▸ PROMPT
State the number of lines in the listing that contain "amount". No further words are expected.

[DATA SHOWN]

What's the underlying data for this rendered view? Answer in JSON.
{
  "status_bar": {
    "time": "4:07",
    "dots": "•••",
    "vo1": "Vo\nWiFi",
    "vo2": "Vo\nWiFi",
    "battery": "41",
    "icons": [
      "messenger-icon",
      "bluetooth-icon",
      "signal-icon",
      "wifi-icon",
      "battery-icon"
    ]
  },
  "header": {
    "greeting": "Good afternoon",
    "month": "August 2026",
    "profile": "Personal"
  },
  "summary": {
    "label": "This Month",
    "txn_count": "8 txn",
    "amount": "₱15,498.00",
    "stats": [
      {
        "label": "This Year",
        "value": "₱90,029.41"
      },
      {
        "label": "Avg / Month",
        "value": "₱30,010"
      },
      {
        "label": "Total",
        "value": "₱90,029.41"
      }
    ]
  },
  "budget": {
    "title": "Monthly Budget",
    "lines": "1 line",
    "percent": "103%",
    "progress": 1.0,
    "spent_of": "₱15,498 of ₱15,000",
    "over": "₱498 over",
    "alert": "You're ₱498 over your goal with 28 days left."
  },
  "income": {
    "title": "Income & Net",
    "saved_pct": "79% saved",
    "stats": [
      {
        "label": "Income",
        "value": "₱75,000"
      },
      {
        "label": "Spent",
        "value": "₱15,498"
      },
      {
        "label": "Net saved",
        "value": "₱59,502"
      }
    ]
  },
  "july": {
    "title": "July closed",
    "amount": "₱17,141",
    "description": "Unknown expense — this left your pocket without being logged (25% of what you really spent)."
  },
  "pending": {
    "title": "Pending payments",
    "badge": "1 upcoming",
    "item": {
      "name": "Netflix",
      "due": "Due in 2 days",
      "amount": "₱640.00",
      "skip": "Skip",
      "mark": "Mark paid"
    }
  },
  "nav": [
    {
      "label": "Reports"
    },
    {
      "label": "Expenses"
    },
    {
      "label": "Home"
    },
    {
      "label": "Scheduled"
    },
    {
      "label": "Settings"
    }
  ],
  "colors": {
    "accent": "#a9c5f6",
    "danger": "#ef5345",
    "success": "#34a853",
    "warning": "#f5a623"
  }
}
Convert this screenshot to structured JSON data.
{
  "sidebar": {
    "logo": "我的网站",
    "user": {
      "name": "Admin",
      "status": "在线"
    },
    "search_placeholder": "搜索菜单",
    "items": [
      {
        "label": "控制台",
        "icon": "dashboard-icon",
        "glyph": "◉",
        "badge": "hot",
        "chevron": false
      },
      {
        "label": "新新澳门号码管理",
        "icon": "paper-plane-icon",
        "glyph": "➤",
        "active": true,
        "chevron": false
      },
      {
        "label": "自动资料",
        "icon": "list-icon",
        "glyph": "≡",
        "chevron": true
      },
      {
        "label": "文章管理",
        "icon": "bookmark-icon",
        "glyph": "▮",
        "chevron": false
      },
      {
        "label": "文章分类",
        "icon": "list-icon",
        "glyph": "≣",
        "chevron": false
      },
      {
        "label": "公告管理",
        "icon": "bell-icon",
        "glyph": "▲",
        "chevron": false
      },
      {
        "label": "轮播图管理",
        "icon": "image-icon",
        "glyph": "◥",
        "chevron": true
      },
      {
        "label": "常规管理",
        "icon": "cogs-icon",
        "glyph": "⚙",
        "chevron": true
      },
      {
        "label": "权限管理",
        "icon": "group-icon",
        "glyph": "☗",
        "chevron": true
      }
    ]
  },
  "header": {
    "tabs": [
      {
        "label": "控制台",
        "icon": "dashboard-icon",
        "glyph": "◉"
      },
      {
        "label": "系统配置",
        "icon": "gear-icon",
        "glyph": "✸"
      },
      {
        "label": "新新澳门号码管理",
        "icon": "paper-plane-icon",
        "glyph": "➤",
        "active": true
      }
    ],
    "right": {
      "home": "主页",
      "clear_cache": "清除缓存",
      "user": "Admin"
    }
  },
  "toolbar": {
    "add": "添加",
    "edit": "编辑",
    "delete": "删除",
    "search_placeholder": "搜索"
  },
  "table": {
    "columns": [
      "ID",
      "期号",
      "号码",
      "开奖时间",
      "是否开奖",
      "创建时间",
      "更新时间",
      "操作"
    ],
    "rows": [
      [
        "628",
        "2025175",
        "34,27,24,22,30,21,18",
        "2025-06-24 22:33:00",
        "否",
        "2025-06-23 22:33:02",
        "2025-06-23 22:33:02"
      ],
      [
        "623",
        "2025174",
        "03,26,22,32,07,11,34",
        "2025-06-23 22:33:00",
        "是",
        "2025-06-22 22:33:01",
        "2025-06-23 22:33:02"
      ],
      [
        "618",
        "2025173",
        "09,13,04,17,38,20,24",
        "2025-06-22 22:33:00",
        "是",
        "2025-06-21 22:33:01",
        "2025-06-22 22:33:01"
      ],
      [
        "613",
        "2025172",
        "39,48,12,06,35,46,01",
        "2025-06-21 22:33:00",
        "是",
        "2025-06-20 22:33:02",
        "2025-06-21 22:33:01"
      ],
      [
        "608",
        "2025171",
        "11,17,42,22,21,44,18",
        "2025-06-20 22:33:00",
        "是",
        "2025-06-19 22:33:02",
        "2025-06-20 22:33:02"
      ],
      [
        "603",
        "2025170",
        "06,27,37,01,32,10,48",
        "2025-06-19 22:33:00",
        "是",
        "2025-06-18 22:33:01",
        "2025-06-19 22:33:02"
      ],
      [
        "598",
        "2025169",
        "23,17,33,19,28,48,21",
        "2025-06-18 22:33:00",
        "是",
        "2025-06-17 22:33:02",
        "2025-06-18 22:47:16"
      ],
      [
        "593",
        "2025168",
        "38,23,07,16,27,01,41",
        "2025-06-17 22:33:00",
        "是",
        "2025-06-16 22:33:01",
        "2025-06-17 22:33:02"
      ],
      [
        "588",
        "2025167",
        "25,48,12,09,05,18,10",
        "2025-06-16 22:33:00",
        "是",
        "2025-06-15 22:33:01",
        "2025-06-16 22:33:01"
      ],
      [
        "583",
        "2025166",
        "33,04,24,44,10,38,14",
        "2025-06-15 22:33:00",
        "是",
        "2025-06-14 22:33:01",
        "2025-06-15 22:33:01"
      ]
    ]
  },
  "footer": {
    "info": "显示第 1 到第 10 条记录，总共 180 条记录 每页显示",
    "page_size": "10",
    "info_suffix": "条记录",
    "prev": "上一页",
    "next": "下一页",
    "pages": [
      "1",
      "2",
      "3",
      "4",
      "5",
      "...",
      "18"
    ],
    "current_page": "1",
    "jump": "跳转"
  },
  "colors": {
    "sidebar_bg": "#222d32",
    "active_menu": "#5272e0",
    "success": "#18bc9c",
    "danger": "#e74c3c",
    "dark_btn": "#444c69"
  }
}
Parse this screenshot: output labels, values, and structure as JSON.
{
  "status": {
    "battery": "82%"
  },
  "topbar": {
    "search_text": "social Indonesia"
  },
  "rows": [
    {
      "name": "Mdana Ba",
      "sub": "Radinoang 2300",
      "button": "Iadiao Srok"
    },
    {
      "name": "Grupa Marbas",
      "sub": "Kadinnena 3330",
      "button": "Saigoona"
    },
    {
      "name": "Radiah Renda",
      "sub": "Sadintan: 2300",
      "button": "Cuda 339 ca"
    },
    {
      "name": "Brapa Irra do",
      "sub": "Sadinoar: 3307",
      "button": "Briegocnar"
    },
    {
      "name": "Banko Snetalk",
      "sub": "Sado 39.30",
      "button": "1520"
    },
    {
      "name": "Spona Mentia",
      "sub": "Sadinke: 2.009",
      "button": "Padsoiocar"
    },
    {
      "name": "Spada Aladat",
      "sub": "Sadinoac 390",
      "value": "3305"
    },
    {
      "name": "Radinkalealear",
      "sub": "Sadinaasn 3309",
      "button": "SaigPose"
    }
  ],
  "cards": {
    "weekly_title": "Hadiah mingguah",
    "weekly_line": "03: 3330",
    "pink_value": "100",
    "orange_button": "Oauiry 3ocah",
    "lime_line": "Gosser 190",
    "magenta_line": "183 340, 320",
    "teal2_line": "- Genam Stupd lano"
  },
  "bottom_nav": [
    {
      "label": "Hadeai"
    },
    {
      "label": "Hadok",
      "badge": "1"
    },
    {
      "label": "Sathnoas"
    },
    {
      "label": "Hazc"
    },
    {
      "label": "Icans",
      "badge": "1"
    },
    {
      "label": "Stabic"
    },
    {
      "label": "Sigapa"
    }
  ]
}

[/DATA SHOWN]

▸ ANSWER FOR THE TASK
3